### What to work on
Your job is to copy every line in the material containing the word "Group".

### Information
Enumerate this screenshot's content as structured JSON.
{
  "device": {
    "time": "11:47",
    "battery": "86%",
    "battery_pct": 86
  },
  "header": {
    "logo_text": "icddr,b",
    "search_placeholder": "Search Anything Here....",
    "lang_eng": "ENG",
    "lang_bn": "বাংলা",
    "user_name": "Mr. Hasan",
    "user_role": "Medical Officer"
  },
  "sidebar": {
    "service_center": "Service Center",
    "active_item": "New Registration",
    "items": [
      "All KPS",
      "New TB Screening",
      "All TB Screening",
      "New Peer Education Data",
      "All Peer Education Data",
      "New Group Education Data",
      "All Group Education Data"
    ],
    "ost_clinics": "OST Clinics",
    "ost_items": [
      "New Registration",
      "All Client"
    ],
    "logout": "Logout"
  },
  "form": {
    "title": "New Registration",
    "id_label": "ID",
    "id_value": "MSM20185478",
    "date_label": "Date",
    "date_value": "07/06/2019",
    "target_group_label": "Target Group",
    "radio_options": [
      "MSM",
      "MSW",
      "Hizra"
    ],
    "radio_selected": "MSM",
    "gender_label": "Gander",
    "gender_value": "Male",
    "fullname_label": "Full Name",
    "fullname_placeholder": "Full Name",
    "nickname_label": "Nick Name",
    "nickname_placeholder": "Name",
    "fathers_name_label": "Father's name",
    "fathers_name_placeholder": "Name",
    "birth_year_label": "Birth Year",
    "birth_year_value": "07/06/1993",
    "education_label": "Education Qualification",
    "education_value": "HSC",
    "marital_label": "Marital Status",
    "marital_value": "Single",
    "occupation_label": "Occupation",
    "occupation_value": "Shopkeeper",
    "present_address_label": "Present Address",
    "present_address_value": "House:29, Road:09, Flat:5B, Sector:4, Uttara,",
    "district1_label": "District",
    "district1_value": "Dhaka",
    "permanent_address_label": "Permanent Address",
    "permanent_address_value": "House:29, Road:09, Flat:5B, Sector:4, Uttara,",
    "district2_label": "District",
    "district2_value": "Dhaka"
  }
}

### Result of this task
      "New Group Education Data",
      "All Group Education Data"
    "target_group_label": "Target Group",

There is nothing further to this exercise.